● Required action
Look through the lines below for the word "Terminal", and copy every line that has it.

● Items from a dataset
⟨

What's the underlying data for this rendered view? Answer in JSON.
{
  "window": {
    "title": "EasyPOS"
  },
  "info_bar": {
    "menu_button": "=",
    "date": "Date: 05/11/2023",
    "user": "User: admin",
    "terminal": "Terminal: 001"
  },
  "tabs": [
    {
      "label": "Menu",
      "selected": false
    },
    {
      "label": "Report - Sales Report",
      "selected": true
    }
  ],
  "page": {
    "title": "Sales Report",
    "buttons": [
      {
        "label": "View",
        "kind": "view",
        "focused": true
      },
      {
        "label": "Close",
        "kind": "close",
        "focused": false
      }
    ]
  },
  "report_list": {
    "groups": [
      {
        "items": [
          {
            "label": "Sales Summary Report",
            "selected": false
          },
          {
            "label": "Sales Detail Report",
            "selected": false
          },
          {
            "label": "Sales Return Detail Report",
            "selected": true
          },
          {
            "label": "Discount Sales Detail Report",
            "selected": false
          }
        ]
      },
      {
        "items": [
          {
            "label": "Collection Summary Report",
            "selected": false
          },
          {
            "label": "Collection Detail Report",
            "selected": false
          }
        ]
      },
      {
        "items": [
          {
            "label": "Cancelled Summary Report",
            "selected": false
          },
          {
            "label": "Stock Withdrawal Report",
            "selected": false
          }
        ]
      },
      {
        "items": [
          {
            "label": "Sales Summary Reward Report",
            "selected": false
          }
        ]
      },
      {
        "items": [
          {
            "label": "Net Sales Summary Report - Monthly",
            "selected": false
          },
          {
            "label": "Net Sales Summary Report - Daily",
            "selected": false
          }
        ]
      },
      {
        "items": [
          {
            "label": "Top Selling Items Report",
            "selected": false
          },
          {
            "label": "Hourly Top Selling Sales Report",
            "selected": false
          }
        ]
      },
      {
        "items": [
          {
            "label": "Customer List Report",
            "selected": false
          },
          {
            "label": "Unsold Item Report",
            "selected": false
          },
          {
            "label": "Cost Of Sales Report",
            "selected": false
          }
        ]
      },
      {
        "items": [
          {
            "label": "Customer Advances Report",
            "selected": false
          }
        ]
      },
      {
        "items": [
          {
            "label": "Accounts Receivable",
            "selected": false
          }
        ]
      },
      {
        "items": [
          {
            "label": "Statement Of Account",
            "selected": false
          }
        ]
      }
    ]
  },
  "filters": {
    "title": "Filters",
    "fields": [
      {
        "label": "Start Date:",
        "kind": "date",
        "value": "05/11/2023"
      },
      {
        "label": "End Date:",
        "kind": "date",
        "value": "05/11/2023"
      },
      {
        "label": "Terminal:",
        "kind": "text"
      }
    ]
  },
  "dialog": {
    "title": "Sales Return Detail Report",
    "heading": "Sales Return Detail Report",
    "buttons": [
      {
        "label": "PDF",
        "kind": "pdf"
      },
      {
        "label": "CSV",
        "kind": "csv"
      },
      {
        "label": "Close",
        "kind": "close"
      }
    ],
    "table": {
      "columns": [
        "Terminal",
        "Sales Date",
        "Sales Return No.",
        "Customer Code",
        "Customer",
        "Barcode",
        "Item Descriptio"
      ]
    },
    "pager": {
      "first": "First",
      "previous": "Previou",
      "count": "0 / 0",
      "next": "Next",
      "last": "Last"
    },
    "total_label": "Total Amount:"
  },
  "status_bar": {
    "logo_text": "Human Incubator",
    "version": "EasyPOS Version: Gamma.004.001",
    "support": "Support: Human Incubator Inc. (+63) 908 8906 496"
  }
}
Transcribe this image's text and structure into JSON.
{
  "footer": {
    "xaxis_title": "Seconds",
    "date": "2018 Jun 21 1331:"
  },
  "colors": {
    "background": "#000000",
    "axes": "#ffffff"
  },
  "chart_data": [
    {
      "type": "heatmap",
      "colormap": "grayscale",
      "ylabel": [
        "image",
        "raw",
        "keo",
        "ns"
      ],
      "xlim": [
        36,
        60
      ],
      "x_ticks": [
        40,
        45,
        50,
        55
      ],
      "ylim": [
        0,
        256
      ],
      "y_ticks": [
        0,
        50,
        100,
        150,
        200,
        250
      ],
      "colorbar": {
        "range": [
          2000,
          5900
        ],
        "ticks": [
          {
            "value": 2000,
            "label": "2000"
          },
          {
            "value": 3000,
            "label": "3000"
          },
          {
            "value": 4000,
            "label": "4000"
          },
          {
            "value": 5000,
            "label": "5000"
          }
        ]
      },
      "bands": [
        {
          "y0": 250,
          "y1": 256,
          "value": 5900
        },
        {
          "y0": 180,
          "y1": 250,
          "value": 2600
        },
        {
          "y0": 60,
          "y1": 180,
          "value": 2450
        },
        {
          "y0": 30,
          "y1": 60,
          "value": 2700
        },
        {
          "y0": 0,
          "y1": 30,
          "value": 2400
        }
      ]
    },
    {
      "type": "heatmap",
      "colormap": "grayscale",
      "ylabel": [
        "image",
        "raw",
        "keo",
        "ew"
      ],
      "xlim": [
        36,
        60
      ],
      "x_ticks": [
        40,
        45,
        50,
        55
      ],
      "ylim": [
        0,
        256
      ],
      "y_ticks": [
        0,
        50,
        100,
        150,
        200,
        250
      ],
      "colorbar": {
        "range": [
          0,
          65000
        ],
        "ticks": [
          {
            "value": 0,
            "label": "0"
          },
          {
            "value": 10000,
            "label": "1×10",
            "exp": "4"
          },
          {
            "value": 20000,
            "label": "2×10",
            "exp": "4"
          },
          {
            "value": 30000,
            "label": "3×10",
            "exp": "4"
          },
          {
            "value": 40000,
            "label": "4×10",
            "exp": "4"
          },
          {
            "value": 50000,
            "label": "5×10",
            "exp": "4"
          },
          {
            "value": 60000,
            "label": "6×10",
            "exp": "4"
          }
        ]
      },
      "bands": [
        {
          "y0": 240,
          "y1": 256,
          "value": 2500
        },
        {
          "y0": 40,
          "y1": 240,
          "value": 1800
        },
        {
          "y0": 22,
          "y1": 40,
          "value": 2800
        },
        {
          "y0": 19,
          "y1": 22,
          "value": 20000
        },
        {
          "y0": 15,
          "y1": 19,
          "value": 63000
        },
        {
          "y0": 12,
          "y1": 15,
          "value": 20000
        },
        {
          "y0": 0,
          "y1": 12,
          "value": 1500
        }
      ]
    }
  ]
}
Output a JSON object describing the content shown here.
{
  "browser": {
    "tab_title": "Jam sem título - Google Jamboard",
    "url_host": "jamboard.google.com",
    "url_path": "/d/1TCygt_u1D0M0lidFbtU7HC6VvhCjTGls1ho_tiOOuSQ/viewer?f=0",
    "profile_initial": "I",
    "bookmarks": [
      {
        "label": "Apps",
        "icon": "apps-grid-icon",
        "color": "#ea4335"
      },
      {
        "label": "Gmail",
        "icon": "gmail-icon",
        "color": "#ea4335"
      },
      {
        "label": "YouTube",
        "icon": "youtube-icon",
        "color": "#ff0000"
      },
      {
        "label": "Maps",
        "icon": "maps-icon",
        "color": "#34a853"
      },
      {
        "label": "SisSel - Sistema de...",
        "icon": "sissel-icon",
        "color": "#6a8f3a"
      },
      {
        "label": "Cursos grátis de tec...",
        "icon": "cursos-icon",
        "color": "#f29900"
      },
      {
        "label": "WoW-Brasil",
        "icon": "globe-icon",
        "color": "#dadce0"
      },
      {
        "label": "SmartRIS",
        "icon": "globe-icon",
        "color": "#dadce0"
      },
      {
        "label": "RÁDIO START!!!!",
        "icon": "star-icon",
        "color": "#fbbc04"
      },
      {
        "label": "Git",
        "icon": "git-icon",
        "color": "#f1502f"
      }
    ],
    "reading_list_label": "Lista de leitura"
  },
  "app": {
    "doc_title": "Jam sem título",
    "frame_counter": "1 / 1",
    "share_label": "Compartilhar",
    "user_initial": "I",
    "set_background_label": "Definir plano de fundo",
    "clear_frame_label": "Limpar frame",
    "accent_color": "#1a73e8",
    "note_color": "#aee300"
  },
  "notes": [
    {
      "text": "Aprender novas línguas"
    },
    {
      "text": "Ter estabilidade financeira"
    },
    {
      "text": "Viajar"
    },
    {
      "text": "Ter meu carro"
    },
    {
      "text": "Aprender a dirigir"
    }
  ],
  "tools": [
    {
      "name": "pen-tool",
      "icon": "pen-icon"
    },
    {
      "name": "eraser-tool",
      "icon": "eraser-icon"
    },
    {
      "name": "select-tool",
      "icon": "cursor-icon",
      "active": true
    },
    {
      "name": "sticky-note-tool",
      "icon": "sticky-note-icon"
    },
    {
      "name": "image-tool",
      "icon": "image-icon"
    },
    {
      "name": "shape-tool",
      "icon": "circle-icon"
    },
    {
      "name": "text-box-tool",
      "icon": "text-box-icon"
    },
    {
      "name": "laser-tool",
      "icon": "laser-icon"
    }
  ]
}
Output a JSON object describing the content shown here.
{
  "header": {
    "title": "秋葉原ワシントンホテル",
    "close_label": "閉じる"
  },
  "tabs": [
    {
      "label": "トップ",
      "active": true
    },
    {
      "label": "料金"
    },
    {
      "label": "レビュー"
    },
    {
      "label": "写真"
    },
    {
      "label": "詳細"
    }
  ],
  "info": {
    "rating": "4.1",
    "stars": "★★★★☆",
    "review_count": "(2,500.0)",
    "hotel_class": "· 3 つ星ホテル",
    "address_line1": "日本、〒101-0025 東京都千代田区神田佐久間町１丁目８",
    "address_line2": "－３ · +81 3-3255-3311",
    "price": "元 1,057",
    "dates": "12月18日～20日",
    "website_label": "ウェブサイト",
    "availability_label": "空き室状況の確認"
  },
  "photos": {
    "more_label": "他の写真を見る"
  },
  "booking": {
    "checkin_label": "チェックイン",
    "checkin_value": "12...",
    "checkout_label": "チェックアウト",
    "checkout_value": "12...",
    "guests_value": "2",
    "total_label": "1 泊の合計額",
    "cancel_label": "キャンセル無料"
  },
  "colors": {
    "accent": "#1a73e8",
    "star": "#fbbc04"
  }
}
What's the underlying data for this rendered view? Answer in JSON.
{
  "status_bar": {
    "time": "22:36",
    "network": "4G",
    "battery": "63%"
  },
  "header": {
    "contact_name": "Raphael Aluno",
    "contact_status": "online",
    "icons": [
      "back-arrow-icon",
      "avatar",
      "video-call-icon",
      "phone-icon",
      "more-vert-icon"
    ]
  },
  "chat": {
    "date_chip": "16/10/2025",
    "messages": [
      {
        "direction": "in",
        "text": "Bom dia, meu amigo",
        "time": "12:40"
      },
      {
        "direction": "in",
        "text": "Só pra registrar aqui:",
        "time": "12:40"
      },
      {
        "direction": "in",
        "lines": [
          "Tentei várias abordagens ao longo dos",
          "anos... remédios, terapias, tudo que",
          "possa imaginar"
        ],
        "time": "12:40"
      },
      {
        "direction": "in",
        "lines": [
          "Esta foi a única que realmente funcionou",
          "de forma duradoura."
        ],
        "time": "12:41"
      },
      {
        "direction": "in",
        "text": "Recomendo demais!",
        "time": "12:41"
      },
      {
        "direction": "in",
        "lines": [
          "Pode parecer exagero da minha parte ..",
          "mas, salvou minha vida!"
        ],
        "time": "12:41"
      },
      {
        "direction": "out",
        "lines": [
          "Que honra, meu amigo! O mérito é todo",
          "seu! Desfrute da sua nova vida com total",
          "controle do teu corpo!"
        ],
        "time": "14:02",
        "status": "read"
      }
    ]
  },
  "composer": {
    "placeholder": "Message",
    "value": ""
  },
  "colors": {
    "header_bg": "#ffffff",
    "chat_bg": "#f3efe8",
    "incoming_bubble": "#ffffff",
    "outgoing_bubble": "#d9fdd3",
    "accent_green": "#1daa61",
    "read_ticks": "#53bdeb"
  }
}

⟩

● Response to this exercise
    "terminal": "Terminal: 001"
        "label": "Terminal:",
        "Terminal",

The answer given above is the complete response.